- Very portable. Renegade doesn’t disappoint with their small-box line, and this is just cards, so, you can throw it in a Quiver pretty easily. I generally am very pro-that, since it means I can take more games with me when I travel. More games is good!
- The way players are forced to play cards is also solidly interesting. That, I think, is the real crux of this game. How can you weave a path through the cards you have in order to get the cards you want into the right spot? When is it worth taking a risk or a lower-value card so that you can get the exact card you need in the right place? These are all interesting questions that I think the game gives you the space to answer for yourself.
- Might be nice to make the marker for “starting cards” a bit more prominent on the front of the card, since you can’t mark the backs of them. I occasionally miss them, and you really want them to be out and available when the game starts so that you don’t have to dig through the entire deck to find them. Speeds up setup, a bit.
- Scoring can be a fair bit to keep track of. This is probably what annoys me the most when I play; just make sure that you’re either using the score sheet or writing things down every so often so you don’t forget what you’ve already done. Sorcerer City actually did something pretty smart with this one and included tokens you can place on tiles you’ve already scored so that you don’t mess it up; might have helped with this one.

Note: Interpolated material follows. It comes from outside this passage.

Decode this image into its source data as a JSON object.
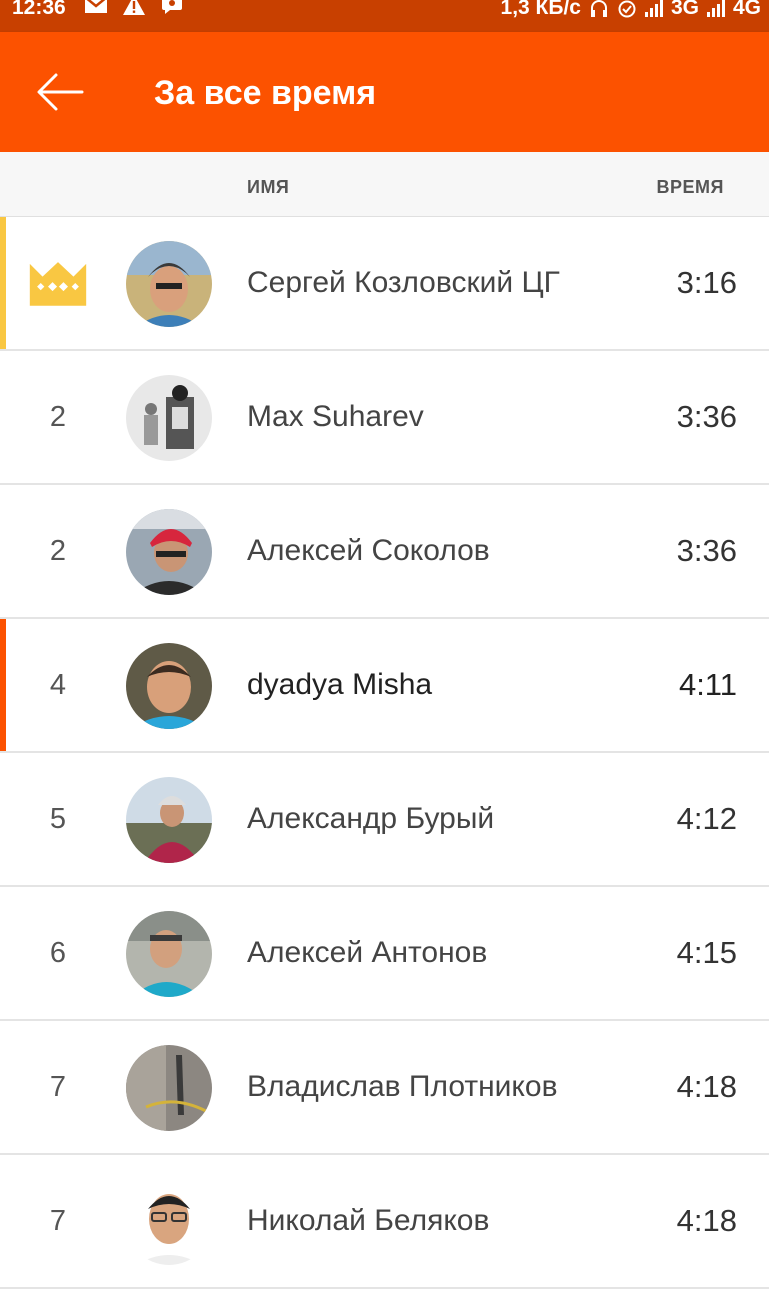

- The telescopes are both a bit challenging to set up and massive space hogs. This is part of what makes the game so visually striking, yes, but it also makes it hard to play if you don’t have the table space for it. Animal, Inc. (review next week) has similar problems, being honest. It’s not the biggest thing in the world but it’s still a surprising problem for a small-box game.
Overall: 7.75 / 10
Overall, I found Stellar quite pleasant! I think it maintains that thing I love about space games; they tend to be almost somber in the way that they encourage players to meditate and think while they play. I find them all very relaxing, and Stellar isn’t a deviation from that course. It’s very peaceful; you’re not really attacking each other, and short of taking a card the other player wants there’s not a whole lot you can do to mess them up (you can also attack their majority, I suppose, but only by augmenting your own to compete with them). A lot of two-player games manage this tug-of-war aspect through direct negative interaction, so the more passive interaction appeals to me, for sure. I am still not a hundred percent sold on the whole telescope thing (it takes up so much space!), but I very much respect that the game has a particular aesthetic it wants to run with and, if you have enough space to play it, you should let the game run its own aesthetic. I think this game will appeal most to the gamers who are fine eschewing a bit of interaction for a game they can talk over while playing, or for people who want to relax but can do a bit of math while they do so. It’s not a bad combination to be able to do, so, I’m fine with it. Oh, yes, also, if you like beautiful space games, this is certainly one of those; the art is impeccable, and it shows the best of what exists outside of our atmosphere. If you’re into that, you’ll likely be into Stellar, and in that case, I’d definitely suggest checking the game out!